    As far as cruising at 70 mph, that will all depend on the drive train that you want to use. The stock I6 could get you to 55mph in stock trim, but it won't last. A Saturn overdrive can help you to get into the 60s, but then there will be durability issues on a long run. Axle gearing will also improve these totals. My 63 wagon has a 350, but original axles and transmission without overdrive. The 350 turns around 3500 rpm at 55. An overdrive is on the agenda, because I do not want to change out the transmission. (I still like changing gears). What are your plans?

  3. #3
    Super Moderator LarrBeard's Avatar
    Join Date
    Nov 2014
    Location
    Ft. Wayne, IN
    Posts
    1,130
    I concur with gmwillys.

    The Ross steering gets squirrely at 70 MPH (even at 55 it can be an adventure if things are worn).

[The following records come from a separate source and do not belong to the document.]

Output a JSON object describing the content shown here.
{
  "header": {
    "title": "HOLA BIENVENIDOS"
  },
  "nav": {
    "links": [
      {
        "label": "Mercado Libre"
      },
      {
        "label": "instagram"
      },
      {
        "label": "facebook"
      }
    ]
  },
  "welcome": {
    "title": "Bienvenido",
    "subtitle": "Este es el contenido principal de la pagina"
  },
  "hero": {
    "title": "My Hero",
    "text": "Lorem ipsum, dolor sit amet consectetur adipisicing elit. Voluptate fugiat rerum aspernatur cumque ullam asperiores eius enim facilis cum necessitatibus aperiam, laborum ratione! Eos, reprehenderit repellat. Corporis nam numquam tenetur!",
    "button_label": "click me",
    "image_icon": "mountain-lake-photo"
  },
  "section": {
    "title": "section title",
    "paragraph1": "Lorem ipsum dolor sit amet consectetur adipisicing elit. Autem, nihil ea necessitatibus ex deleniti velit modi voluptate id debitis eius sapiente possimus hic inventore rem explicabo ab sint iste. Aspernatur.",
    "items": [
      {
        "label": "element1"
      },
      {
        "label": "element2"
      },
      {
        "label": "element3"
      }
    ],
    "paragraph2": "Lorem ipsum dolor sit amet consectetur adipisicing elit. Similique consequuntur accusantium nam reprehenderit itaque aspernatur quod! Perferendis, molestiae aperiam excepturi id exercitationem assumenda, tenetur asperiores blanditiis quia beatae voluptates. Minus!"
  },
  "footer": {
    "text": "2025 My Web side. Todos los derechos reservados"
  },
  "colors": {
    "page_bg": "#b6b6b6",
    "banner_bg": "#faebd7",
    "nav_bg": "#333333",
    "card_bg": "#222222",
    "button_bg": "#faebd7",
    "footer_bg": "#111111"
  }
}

    To reliably and comfortably run 70 MPH, drive train rebuild will be necessary. Lots of people have dropped little V8's in Jeeps and ended up with a a high-rev, low speed gas hog; not what they intended.

    Check the tag on the differential to see the ratio, then do the arithmetic to figure out engine RPM at 55, 60 and 70 MPH. That gives you an idea of what axle you will want vs. RPM.

  4. #4
    Junior Member
    Join Date
    Jul 2018
    Posts
    21
    Thank guys

    My intent is to be able to drive the wagon as a daily driver, to take it on the highways, and off-road camping. I have all original engine/trani and wanted to do find out if my #4 is possible with original but because #4 is on my list of priorities I don't want to push durability/reliability on something that was never designed to handle. My next thought then would be to put in an inline 6 and manual trani from something like my old jeep (i had an '89 jeep that ran 100+ w/o any problems). I realize that the axle gearing will have a lot to do with it all. I really don't want to put in a V8 as it is a bit of an overkill.

    What are the things that need to be considered when digging the salvage yards for axles? width, gears?? Other model choices? Scott II, Jeep maybe?

  5. #5
    Junior Member
    Join Date
    Jul 2018
    Posts
    21
    Daily driver (original equip ok), off-road camping (original equip ok), take it on the highways (original equip big question). I want to be able to safely drive on the highways and most in this area are 70 mph. I could throttle it back a bit and do say 60 mph and be safe.

  6. #6
    Super Moderator gmwillys's Avatar
    Join Date
    Aug 2017
    Location
    Alabama
    Posts
    1,676
    Episode 66 of Dirt Every Day on you tube covers a build like you are talking. They pulled the body off a Wrangler chassis, and modified it to fit under a wagon body. This may be the easiest way to get what you are after. Then you can use you fabricating skills to message the body to fit the frame.

    https://www.youtube.com/watch?v=7ILUCASgvO0

    Salvage yard axles can be hit or miss. The optimal situation is that you find a CJ Jeep with a Dana axle. AMC hade their own axles, and they are alright, but to find aftermarket support for lockers and gear sets are a bit harder. The following link is something you can use to be a quick reference to spotting axles.

    http://www.differentials.com/technic...dentification/

    A cigar would be nice right about now.

  7. #7
    Junior Member
    Join Date
    Jul 2018
    Posts
    21
    thanks gmwillys and LarrBeard.

    The other day i was rooting around inside and i found GOLD!!! there it was, under the seat, nicely preserved... the original owners manual!!!

    For those of you that have a Willys Wagon, is your ride original and can you comfortably drive at 60 mph?

  8. #8
    Super Moderator gmwillys's Avatar
    Join Date
    Aug 2017
    Location
    Alabama
    Posts
    1,676
    Good find! Original owners manuals are hen's teeth rare.

    Original drivetrain past the engine, 60 is twisting it pretty hard. 3,500 rpm at 55 mph is about it.

Posting Permissions

  • You may not post new threads
  • You may not post replies
  • You may not post attachments
  • You may not edit your posts
  •